◆ **Problem requirements**
Work through the entries below and show every line in which "text" is found.

[Website and app data records]
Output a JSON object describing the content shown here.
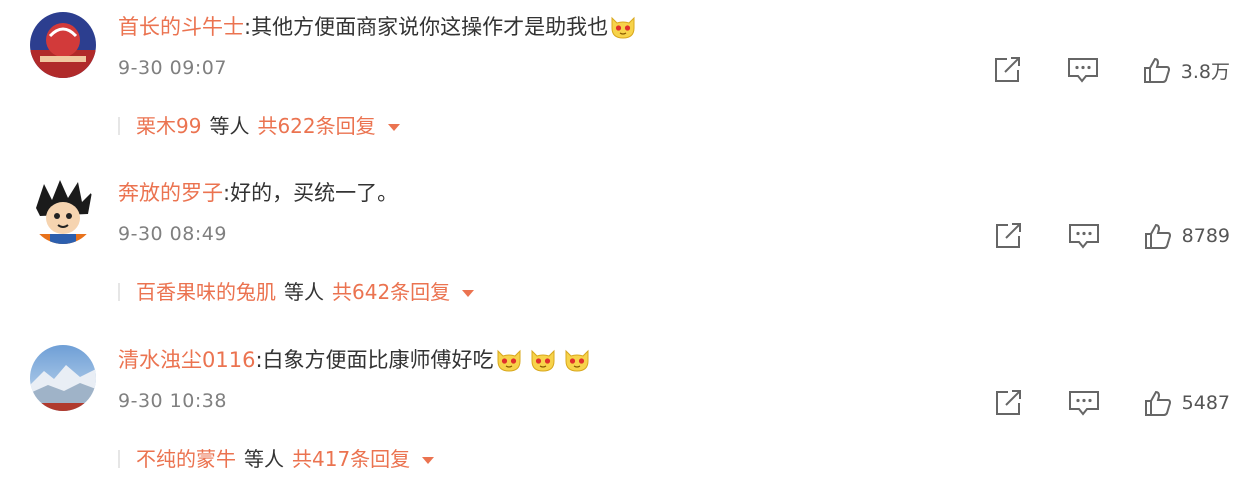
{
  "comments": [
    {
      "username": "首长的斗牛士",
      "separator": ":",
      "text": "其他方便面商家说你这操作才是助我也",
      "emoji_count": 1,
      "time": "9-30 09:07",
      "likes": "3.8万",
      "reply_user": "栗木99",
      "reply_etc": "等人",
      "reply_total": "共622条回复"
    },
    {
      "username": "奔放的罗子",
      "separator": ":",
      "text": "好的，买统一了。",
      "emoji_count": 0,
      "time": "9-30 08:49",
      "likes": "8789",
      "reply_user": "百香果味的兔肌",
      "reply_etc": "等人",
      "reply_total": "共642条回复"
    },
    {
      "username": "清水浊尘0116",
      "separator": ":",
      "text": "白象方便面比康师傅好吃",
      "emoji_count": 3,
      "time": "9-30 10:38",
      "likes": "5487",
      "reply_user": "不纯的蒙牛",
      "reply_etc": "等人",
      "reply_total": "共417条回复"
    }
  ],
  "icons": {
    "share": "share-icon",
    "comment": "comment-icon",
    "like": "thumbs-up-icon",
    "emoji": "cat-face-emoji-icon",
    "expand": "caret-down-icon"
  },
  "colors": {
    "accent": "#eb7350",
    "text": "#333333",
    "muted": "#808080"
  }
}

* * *

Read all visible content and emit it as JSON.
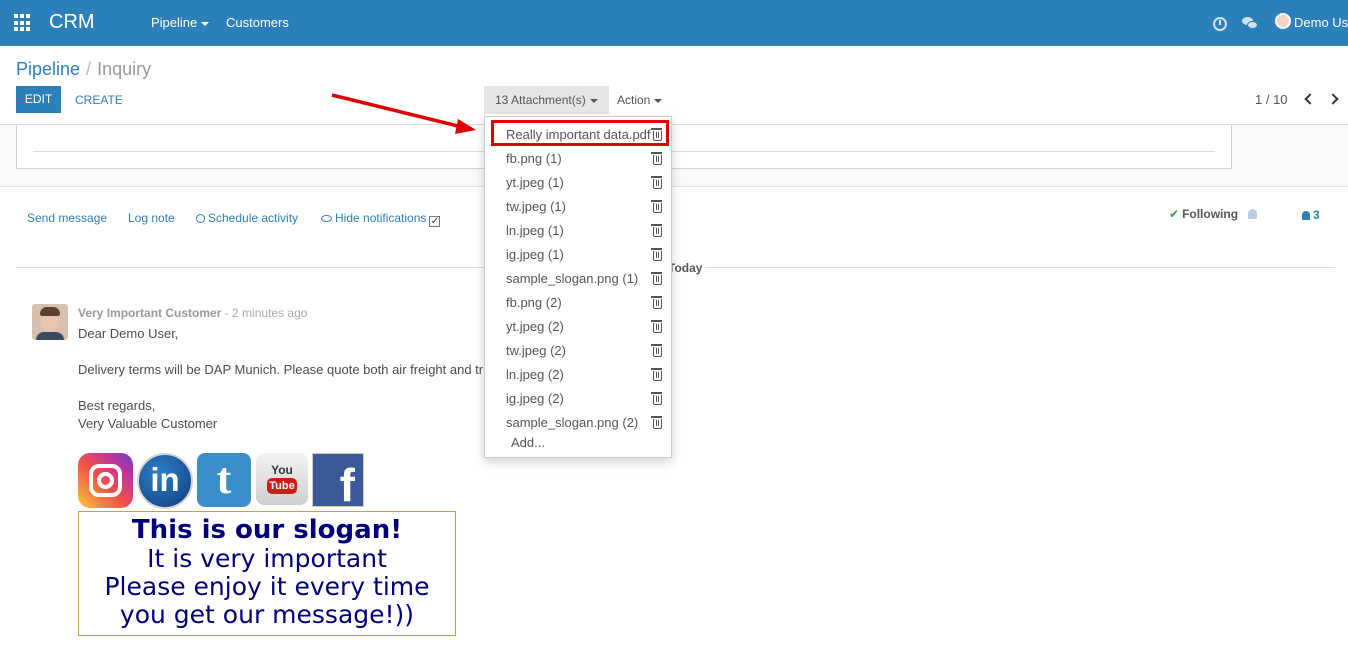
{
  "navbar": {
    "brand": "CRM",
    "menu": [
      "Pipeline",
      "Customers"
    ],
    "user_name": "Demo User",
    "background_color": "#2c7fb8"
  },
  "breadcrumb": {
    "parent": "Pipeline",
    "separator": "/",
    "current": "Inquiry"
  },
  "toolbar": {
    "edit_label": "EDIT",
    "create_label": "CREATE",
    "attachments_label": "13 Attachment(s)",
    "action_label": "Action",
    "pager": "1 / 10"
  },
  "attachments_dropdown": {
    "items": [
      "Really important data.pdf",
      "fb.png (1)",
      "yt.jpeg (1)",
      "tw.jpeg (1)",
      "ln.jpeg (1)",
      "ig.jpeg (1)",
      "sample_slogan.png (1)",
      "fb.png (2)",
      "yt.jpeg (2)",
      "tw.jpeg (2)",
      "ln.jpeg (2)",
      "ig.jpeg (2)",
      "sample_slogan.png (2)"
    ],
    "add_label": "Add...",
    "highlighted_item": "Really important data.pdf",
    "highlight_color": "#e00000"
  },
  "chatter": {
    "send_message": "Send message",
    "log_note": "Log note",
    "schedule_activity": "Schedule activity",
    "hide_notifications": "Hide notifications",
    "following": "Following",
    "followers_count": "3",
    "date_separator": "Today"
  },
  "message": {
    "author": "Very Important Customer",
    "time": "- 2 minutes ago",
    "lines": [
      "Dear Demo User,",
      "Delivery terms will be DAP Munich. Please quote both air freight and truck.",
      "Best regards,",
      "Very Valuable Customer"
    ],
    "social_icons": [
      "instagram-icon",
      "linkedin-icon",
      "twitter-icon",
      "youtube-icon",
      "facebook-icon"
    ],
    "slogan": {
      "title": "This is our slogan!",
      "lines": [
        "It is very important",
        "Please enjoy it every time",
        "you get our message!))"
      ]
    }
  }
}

◆ **Answer to the exercise**
      "text": "其他方便面商家说你这操作才是助我也",
      "text": "好的，买统一了。",
      "text": "白象方便面比康师傅好吃",
    "text": "#333333",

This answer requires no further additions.